“It is the mark of an educated mind to be able to entertain a thought without accepting it.”

― Aristotle


Does DKI improve performance?

Google is rolling out the ad customizer tool, which Search Engine Land calls “Dynamic Keyword Insertion On Steroids.” So it seems appropriate to reevaluate the merits of Dynamic Keyword Insertion (DKI). There have been numerous independent studies showing that DKI lifts performance. Though many of these studies have methodology flaws (lack of statistical significance, comparisons over different date ranges, etc.), there are enough studies showing lift from DKI. Case closed, right? Not so fast.
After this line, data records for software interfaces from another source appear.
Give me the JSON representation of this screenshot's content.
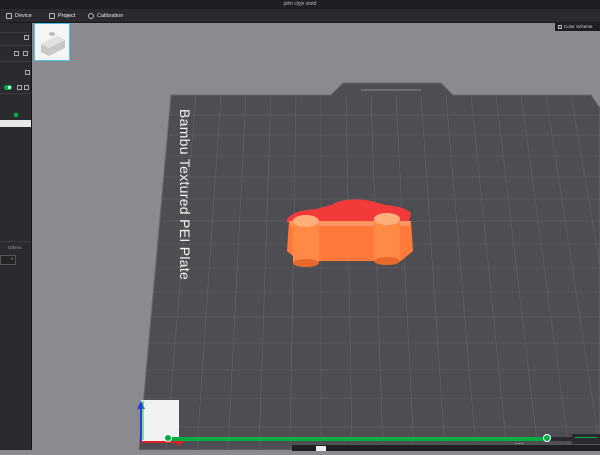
{
  "window": {
    "title": "john clyjn slotd"
  },
  "tabs": [
    {
      "label": "Device",
      "icon": "monitor-icon"
    },
    {
      "label": "Project",
      "icon": "cube-icon"
    },
    {
      "label": "Calibration",
      "icon": "calibration-icon"
    }
  ],
  "toolbar": {
    "color_scheme_label": "Color Scheme"
  },
  "sidebar": {
    "others_label": "Others",
    "input_value": "5"
  },
  "plate": {
    "label": "Bambu Textured PEI Plate"
  },
  "colors": {
    "accent": "#00ae42",
    "model": "#ff7a3a",
    "model_top": "#f23a3a",
    "plate": "#4e4e52",
    "grid": "#65656a"
  },
  "bottom_bar": {
    "layer_readout": "1153"
  }
}
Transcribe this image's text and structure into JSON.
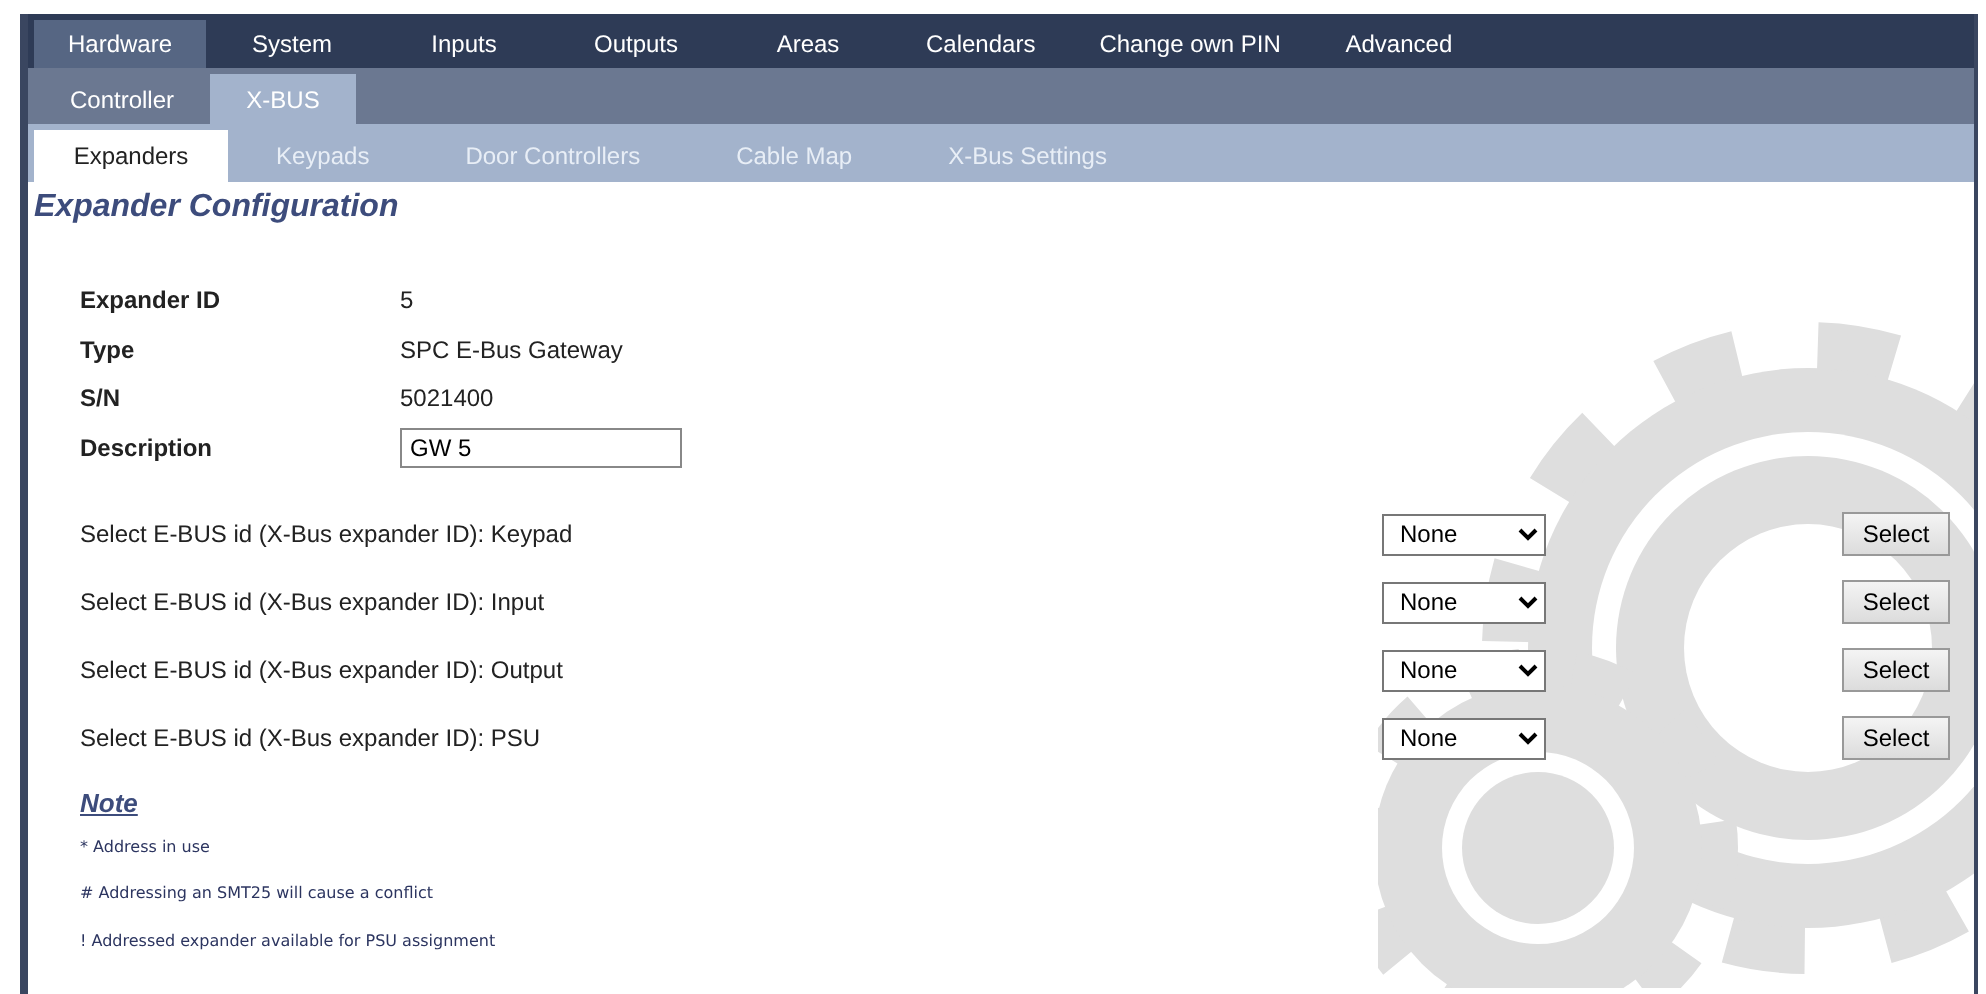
{
  "main_tabs": [
    {
      "label": "Hardware",
      "selected": true
    },
    {
      "label": "System",
      "selected": false
    },
    {
      "label": "Inputs",
      "selected": false
    },
    {
      "label": "Outputs",
      "selected": false
    },
    {
      "label": "Areas",
      "selected": false
    },
    {
      "label": "Calendars",
      "selected": false
    },
    {
      "label": "Change own PIN",
      "selected": false
    },
    {
      "label": "Advanced",
      "selected": false
    }
  ],
  "sub_tabs": [
    {
      "label": "Controller",
      "selected": false
    },
    {
      "label": "X-BUS",
      "selected": true
    }
  ],
  "section_tabs": [
    {
      "label": "Expanders",
      "selected": true
    },
    {
      "label": "Keypads",
      "selected": false
    },
    {
      "label": "Door Controllers",
      "selected": false
    },
    {
      "label": "Cable Map",
      "selected": false
    },
    {
      "label": "X-Bus Settings",
      "selected": false
    }
  ],
  "title": "Expander Configuration",
  "fields": [
    {
      "label": "Expander ID",
      "value": "5",
      "kind": "text"
    },
    {
      "label": "Type",
      "value": "SPC E-Bus Gateway",
      "kind": "text"
    },
    {
      "label": "S/N",
      "value": "5021400",
      "kind": "text"
    },
    {
      "label": "Description",
      "value": "GW 5",
      "kind": "input"
    }
  ],
  "assignments": [
    {
      "label": "Select E-BUS id (X-Bus expander ID): Keypad",
      "value": "None",
      "button": "Select"
    },
    {
      "label": "Select E-BUS id (X-Bus expander ID): Input",
      "value": "None",
      "button": "Select"
    },
    {
      "label": "Select E-BUS id (X-Bus expander ID): Output",
      "value": "None",
      "button": "Select"
    },
    {
      "label": "Select E-BUS id (X-Bus expander ID): PSU",
      "value": "None",
      "button": "Select"
    }
  ],
  "note": {
    "heading": "Note",
    "lines": [
      "* Address in use",
      "# Addressing an SMT25 will cause a conflict",
      "! Addressed expander available for PSU assignment"
    ]
  }
}
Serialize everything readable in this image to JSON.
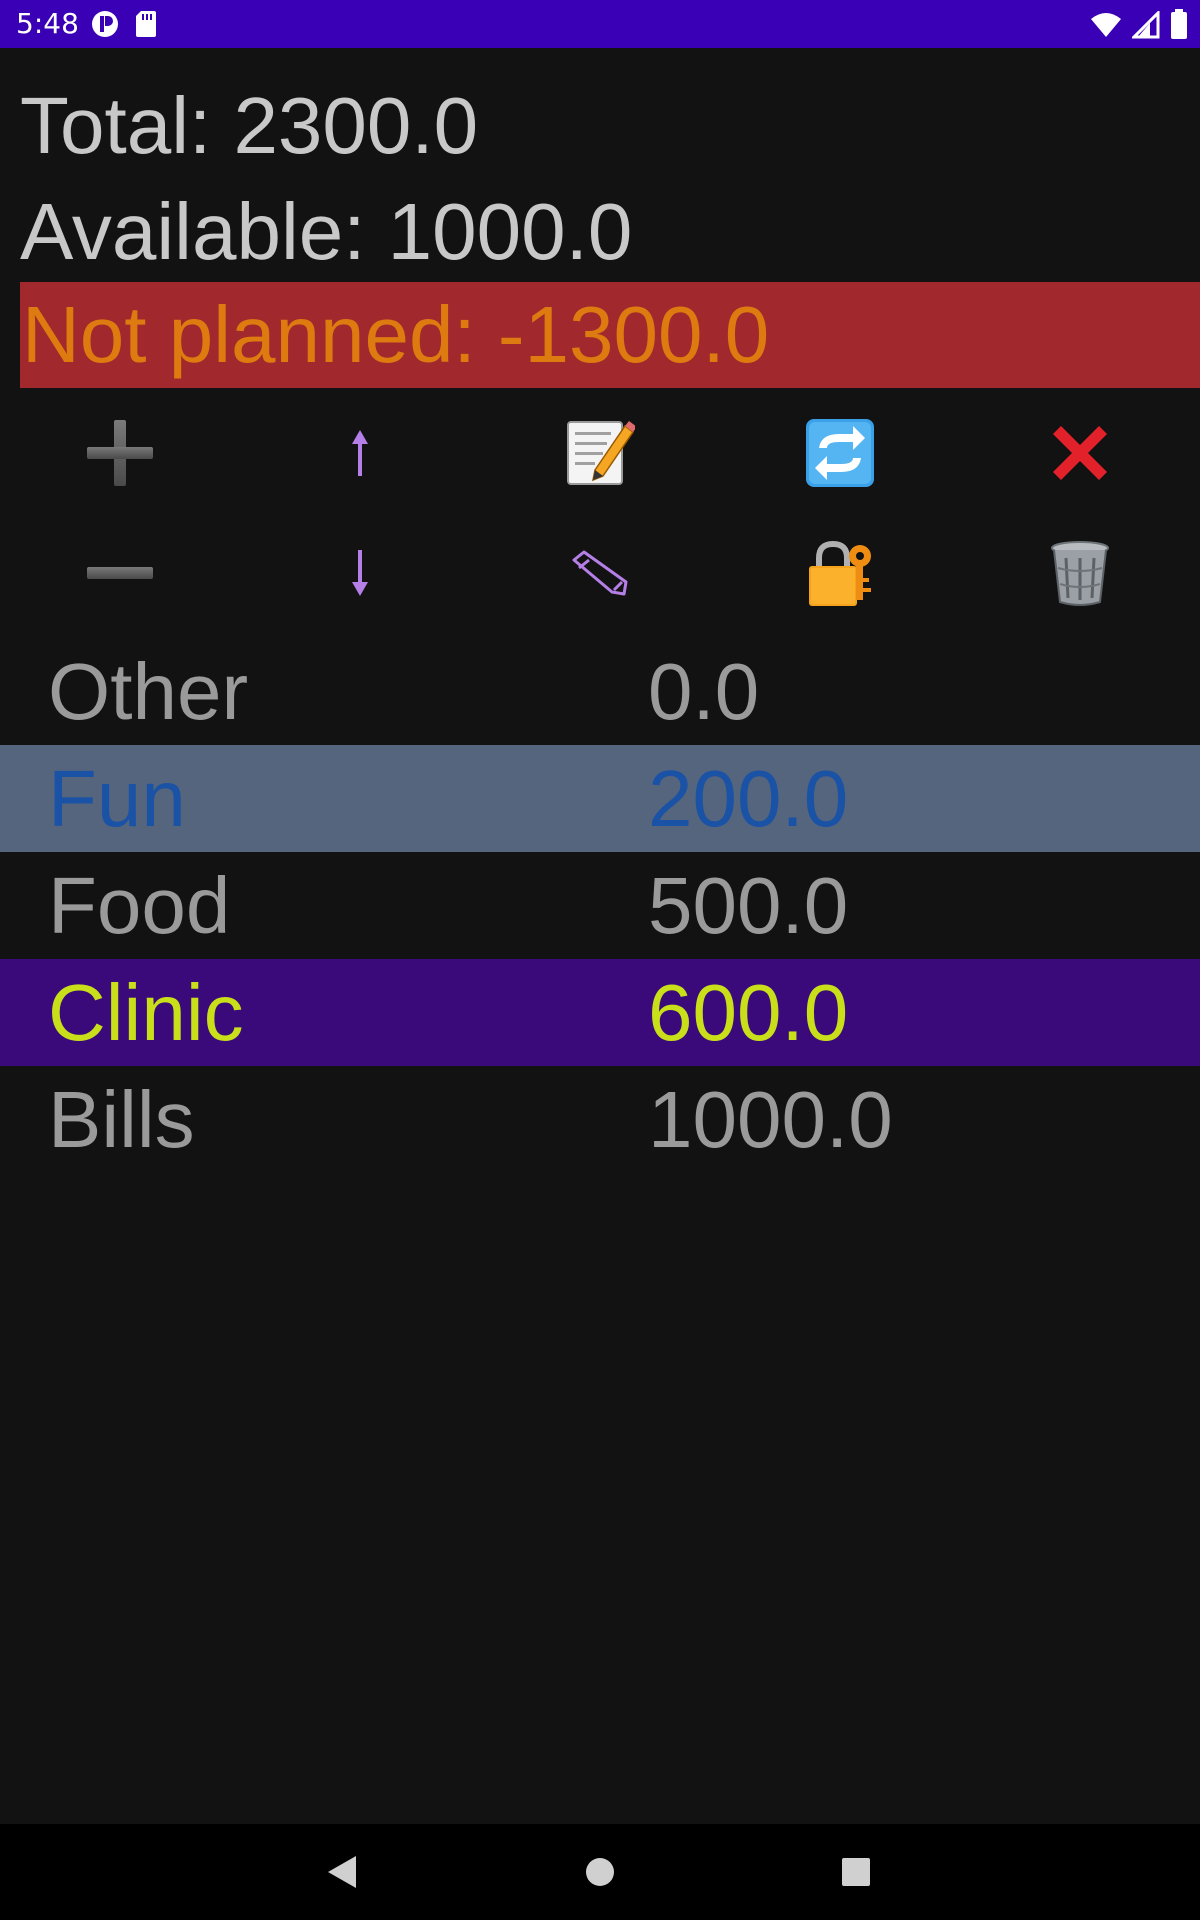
{
  "status_bar": {
    "time": "5:48",
    "background": "#3a00b5",
    "icons": [
      "notification-app-icon",
      "sd-card-icon",
      "wifi-icon",
      "signal-icon",
      "battery-icon"
    ]
  },
  "summary": {
    "total": "Total: 2300.0",
    "available": "Available: 1000.0",
    "not_planned": "Not planned: -1300.0",
    "not_planned_background": "#a1282c",
    "not_planned_color": "#dd7a10"
  },
  "toolbar": {
    "buttons": [
      {
        "icon": "plus-icon",
        "action": "add"
      },
      {
        "icon": "arrow-up-icon",
        "action": "move-up"
      },
      {
        "icon": "memo-icon",
        "action": "edit"
      },
      {
        "icon": "refresh-icon",
        "action": "refresh"
      },
      {
        "icon": "cross-icon",
        "action": "close"
      },
      {
        "icon": "minus-icon",
        "action": "remove"
      },
      {
        "icon": "arrow-down-icon",
        "action": "move-down"
      },
      {
        "icon": "pencil-icon",
        "action": "rename"
      },
      {
        "icon": "lock-key-icon",
        "action": "lock"
      },
      {
        "icon": "trash-icon",
        "action": "delete"
      }
    ]
  },
  "categories": [
    {
      "name": "Other",
      "amount": "0.0"
    },
    {
      "name": "Fun",
      "amount": "200.0",
      "highlight": "#55657e",
      "text_color": "#1a52a6"
    },
    {
      "name": "Food",
      "amount": "500.0"
    },
    {
      "name": "Clinic",
      "amount": "600.0",
      "highlight": "#3a0a7b",
      "text_color": "#c8df1a"
    },
    {
      "name": "Bills",
      "amount": "1000.0"
    }
  ],
  "nav_bar": {
    "buttons": [
      "back-icon",
      "home-icon",
      "recents-icon"
    ]
  }
}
If we may make such a stuffy and high brow Aristotle reference, please “entertain the thought” that there may be more to the DKI story than meets the eye.


Boost Media Study on DKI

Boost Media’s expert team of data scientists analyzed the DKI performance of 15 premium retail AdWords accounts comparing ads containing DKI verses ads not containing DKI within the same ad groups over the same date range when matched with the same set of keywords, bids and landing pages. The findings might surprise you. But before we share these DKI insights, we must revisit the Aristotelian concept of logical fallacies.


Aristotle and Hot British Accents

American women love guys with hot British accents. Therefore, as a British guy I can have any American woman I want.

There may be a correlation between accents and high date ask-to-accept conversion rates (should we coin that the DCVR?). But it is not necessarily true that each individual woman will trip and fall head-over-heals for a guy just because he puts her bag in the “boot” instead of the “trunk.” This a logical fallacy of composition originally classified by Aristotle. It basically means that what is true of the whole is not necessarily true of each part.


When to use DKI (And how to not embarrass yourself) 

Ancient Greek philosopher references aside, failing to understand the fallacy of composition can lead to drinks splashed in your face (if you are a presumptuous British guy), or poor performance (if you are a search engine marketer making a decision about how to use DKI). When we look at the data as a whole, we see that DKI drives a 14% CTR lift, but a significant 32% drop in CPI (Conversions-per-impression). Boost drilled deep into the data to learn that in high volume ad groups, this lower conversion rate finding holds true. But in low volume, long tail ad groups, DKI drives a significant CPI lift of up to 28%! Thank you Aristotle: What is true of DKI usage as a whole is not true of all the long tail parts.


But why does DKI work better in long tail ad groups?

Optimizing long tail SEM ads is time consuming and the ROI on improving any given ad is pretty low. There is not enough data associated with each ad to make statistically significant conclusions within a reasonable amount of time. Historically, the lack of data results in inaction in long tail creative optimization. Because of this, ads in a long tail ad group may generally be of lower quality. Thus, using DKI is better than doing nothing. Meanwhile, marketers more frequently optimize ads in high volume, high impact ad groups. So using DKI can be risky because these ads are already pretty well optimized. In case you are concerned about your long tail ad creative performance, we will insert a shameless plug here: Boost uses a long tail testing tool which “stacks” low volume ad groups enabling us to gain significant results by aggregating low volume ad testing. Call us if you want to know more!


Conclusion: CMO insights 

  1. Hire data-literate employees and vendors who are willing to dig in and take a second-look. Data can tell different stories depending on how it is used.
  2. Remember what Aristotle has told us: what is true of the whole isn’t always true of each part. What other aspects of your advertising may be suffering from logically fallacious thinking?


Methodology: long tail verses aggregate performance

There are two main ways to analyze large swaths of SEM ad creative data: impression-weighted—regarding all aggregated clicks and conversions relative to all aggregated impressions. Or, an average of averages basis—evaluating the average of average ad group CTR and conversion rate. Before we bore you with mathematical detail (oops, too late!), the key difference to understand is that one method of evaluating the metrics allows the high volume ad groups and head terms to skew the results and this is how marketers normally look at data. The other way causes low volume long-tail ad groups to be more heavily weighted in the results.

More on methodology here.

*Headline photo credits to Soham Banerjee